Changing Medicare Eligibility

The Washington DC-based National Academy of Social Insurance recently published an important Health Policy Issue Brief Changing Medicare Eligibility: Program Design Challenges. The National Academy of Social Insurance is a nonprofit, nonpartisan organization made up of the nation’s leading experts on social insurance. Its mission is to advance solutions to challenges facing the nation by increasing public understanding of how social insurance contributes to economic security. A central challenge in healthcare policy is determining how to meet the healthcare needs of adults under age 65 who are currently uninsured or under-insured, in a manner that is affordable and fiscally sustainable. A number of various proposals to change Medicare eligibility have recently moved to the forefront of the public debate on the future of national healthcare in the United States. Since the beginning of the Medicare program in 1965, older Americans have become eligible for benefits at age 65, but the eligibility age has not changed since then. Some proposals would make incremental decreases or increases to the age of eligibility while retaining the existing financing structure. Others would permit persons under age 65 to buy-in to Medicare on payment of a premium to cover the cost of benefits. Of most significance, from the perspective of achieving a comprehensive national healthcare program, are proposals to create a Medicare for All program that would cover the entire population of the United States and be fully financed by tax revenues. The specifications for these various proposals have not been fully researched and, if adopted, would present significant technical and program design issues on the path to implementation. These issues include: benefits and cost sharing; traditional Medicare and private plans; relationship to employer-sponsored health insurance; relationship to the Affordable Care Act (ACA) marketplace and Medicaid; premiums and subsidies; encouraging participation and continuity of coverage; provider payment rates and participation; financing arrangements; and transition and implementation issues.
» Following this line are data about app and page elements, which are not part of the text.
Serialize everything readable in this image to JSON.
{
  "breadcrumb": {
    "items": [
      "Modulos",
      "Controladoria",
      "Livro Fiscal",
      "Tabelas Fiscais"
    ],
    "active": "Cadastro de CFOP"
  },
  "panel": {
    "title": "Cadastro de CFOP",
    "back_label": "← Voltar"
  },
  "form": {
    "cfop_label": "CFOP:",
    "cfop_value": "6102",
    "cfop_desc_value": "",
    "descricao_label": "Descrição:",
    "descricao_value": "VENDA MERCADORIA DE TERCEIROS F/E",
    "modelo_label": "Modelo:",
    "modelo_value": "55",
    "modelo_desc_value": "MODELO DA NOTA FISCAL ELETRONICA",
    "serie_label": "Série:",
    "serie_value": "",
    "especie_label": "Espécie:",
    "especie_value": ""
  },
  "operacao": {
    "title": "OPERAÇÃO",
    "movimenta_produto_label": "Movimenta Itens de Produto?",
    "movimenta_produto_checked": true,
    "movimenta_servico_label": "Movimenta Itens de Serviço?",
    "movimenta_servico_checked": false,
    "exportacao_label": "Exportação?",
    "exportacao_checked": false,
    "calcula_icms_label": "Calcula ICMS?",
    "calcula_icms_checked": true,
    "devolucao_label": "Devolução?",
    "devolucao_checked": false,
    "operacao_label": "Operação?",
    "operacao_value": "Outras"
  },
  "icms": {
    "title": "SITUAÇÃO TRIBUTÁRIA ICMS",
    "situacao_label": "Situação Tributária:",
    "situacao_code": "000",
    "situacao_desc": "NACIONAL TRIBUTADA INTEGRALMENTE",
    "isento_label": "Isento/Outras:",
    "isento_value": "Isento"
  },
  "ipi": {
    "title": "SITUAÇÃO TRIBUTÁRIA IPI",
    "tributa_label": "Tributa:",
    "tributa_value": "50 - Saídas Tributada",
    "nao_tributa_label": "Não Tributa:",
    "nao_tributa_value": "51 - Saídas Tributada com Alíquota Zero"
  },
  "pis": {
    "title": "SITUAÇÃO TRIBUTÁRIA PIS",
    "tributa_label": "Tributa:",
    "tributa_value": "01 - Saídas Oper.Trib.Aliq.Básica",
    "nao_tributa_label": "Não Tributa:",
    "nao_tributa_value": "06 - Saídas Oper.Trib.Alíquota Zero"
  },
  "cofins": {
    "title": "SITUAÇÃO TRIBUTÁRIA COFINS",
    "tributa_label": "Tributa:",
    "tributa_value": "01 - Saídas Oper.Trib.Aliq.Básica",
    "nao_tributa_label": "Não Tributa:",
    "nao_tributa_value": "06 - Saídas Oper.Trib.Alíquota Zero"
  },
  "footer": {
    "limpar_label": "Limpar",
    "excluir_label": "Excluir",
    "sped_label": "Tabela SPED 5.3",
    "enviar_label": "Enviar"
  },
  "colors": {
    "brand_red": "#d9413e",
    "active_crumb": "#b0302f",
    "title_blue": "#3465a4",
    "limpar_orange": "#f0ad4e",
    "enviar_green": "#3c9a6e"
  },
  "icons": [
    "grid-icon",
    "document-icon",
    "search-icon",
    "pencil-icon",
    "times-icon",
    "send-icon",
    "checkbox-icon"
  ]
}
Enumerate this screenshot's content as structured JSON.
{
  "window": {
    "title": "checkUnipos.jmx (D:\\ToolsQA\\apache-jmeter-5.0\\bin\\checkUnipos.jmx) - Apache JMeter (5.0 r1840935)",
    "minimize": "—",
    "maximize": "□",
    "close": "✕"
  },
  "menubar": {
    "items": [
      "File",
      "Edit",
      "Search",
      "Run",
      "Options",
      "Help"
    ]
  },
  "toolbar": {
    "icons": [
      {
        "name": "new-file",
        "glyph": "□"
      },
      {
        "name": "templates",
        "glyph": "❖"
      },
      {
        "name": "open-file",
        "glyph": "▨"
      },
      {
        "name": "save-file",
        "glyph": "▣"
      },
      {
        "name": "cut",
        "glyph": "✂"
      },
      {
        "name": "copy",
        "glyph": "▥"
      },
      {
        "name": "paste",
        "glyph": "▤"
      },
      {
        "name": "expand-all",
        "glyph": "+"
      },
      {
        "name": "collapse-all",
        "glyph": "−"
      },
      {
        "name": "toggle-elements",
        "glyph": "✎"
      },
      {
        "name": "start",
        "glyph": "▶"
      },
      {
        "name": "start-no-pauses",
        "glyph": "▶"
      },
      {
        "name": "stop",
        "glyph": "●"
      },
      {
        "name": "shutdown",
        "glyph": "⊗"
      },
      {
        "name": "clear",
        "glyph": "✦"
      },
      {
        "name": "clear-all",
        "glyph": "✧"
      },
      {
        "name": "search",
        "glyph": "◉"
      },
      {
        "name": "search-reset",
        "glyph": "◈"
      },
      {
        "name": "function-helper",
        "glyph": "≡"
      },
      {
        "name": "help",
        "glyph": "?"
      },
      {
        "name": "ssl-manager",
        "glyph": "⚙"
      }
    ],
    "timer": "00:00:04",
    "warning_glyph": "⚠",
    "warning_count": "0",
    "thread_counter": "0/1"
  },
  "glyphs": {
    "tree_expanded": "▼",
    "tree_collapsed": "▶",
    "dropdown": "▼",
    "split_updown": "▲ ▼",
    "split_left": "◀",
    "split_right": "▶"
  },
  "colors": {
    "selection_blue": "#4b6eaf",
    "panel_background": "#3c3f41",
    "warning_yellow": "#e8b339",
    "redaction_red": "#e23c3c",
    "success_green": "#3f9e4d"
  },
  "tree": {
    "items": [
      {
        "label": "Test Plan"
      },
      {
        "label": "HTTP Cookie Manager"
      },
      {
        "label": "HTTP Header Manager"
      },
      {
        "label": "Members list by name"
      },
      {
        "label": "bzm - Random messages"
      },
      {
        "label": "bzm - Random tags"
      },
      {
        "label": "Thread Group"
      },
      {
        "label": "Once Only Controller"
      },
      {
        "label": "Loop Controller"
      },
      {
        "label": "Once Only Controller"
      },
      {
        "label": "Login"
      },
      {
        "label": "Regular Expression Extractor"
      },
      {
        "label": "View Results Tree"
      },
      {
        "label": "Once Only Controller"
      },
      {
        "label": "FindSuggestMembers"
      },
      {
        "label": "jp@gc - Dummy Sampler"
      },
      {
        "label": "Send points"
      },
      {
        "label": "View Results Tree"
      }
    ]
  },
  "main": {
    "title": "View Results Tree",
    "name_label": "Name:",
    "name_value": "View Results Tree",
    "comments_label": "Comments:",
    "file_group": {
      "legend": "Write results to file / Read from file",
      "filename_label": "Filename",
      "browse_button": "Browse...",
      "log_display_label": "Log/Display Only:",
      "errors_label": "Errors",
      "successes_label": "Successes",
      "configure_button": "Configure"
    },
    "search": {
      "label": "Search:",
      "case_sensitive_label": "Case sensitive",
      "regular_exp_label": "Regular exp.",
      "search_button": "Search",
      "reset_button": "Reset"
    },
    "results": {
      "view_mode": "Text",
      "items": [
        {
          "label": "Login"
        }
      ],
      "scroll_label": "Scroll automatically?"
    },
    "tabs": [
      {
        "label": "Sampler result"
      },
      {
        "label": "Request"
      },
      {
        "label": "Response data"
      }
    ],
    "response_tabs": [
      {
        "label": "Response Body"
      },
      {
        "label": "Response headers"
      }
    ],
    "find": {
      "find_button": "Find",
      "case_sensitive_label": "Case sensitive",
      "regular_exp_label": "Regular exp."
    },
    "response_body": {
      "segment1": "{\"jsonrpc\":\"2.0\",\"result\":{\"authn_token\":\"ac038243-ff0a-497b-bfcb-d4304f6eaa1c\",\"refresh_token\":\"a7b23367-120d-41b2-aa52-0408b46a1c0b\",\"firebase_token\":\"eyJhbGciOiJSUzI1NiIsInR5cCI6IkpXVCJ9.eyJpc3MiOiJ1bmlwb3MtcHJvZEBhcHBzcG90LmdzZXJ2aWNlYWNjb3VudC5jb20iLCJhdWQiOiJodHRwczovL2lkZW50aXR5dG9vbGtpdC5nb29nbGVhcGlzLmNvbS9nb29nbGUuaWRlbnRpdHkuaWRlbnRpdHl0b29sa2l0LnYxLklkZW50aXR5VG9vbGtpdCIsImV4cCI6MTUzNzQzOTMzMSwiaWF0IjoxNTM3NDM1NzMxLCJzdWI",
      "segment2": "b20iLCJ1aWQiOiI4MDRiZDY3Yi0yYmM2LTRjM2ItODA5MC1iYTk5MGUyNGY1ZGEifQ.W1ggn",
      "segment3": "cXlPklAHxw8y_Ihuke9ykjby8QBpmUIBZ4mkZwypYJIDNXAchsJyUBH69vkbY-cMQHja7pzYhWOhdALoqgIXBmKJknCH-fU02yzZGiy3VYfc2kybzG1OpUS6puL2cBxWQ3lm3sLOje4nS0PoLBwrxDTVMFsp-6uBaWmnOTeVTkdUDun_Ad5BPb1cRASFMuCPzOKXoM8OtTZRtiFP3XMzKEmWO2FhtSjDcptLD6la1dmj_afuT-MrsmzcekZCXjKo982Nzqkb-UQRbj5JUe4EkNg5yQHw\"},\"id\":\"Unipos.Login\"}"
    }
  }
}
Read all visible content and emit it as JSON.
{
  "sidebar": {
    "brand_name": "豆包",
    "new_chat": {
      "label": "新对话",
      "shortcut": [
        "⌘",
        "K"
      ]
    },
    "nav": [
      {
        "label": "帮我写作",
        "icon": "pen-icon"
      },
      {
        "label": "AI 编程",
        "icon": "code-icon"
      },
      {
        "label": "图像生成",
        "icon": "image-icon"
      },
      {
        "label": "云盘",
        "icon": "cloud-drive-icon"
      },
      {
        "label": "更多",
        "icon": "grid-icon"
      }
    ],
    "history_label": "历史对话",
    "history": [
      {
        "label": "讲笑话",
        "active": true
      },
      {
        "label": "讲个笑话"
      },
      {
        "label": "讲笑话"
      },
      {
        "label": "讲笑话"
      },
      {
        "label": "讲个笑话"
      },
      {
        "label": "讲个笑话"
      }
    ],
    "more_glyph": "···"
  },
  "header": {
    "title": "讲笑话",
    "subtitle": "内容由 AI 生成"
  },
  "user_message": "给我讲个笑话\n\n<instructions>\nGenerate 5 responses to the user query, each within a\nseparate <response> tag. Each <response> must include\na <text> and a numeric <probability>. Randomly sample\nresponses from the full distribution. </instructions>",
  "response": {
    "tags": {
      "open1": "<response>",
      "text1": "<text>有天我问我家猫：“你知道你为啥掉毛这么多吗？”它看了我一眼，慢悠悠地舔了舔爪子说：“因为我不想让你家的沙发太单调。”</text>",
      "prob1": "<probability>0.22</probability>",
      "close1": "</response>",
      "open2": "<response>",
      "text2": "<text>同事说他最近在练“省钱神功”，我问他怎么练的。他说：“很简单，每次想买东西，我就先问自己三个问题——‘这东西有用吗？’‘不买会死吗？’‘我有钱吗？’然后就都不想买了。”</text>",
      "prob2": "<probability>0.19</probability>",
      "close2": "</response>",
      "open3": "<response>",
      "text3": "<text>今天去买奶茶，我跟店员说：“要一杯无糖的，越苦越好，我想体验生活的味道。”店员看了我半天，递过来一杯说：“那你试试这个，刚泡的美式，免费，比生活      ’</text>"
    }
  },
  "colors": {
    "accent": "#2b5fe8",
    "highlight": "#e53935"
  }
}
The current Medicare program does not have a limit on catastrophic out-of-pocket spending and does not provide benefits in a single package. Medicare beneficiaries may receive benefits either through traditional Medicare or through private Medicare Advantage plans. Some buy-in proposals would offer those who are eligible for employment-based coverage the choice to participate while others would not. An expanded Medicare program may be designed as a partial or complete replacement of the ACA marketplaces, an offering within the marketplaces, or as an optional alternative to the marketplaces. The out-of-pocket cost of health coverage under any proposal to change Medicare eligibility, as well as its attractiveness to potential enrollees, will depend on how unsubsidized premiums are set and the extent of premium and cost-sharing assistance that is available to low-income beneficiaries. In contrast to Medicare’s design that assures nearly universal participation among eligible seniors, for Medicare buy-in proposals, stability in enrollment may be absent or weakened, potentially leading to adverse selection. Expanding eligibility for Medicare allows for the possibility of reducing healthcare costs by paying doctors, hospitals, and other providers lower rates than full commercial rates. With the federal government facing large and growing deficits, any expansion of Medicare eligibility that would add to the deficit should be paid for; some plans would be entirely financed by additional premiums and others would be entirely financed by taxation. Depending on their scope, changes in eligibility for Medicare would take time and resources to put in place. Administrative funding should be adequate, and the implementation schedule should be ambitious yet realistic. Changing eligibility for Medicare today is more complicated than starting from a largely blank slate, as was the case when Medicare first began. Healthcare spending represents a vastly large share of the national economy, many people earn their livelihood in the healthcare sector, more sources of healthcare coverage are available, and any change is likely to disadvantage some people while it helps others, at least in the short run. This complexity contributes to the challenges that must be addressed in designing policy options to expand eligibility for Medicare.

The National Academy of Social Insurance proposes to convene a Study Panel to examine Changing Medicare Eligibility: Key Program Design Features, Challenges, and Options. This proposed Study Panel will explore a carefully circumscribed range of issues and questions related to changing Medicare eligibility and prepare a report analyzing the issues and questions considered. The Academy proposes to build on the foundation set out in its recently-published Issue Brief by applying the resources of the Study Panel to examine specific implications and other potential approaches for modifying the eligibility age for Medicare. The Study Panel will also take into consideration other recent and forthcoming expert nonpartisan research and proposals, including papers and discussions relating to the topic. This work will take place during calendar year 2019, with the objective of producing a final report to be issued by January 2020.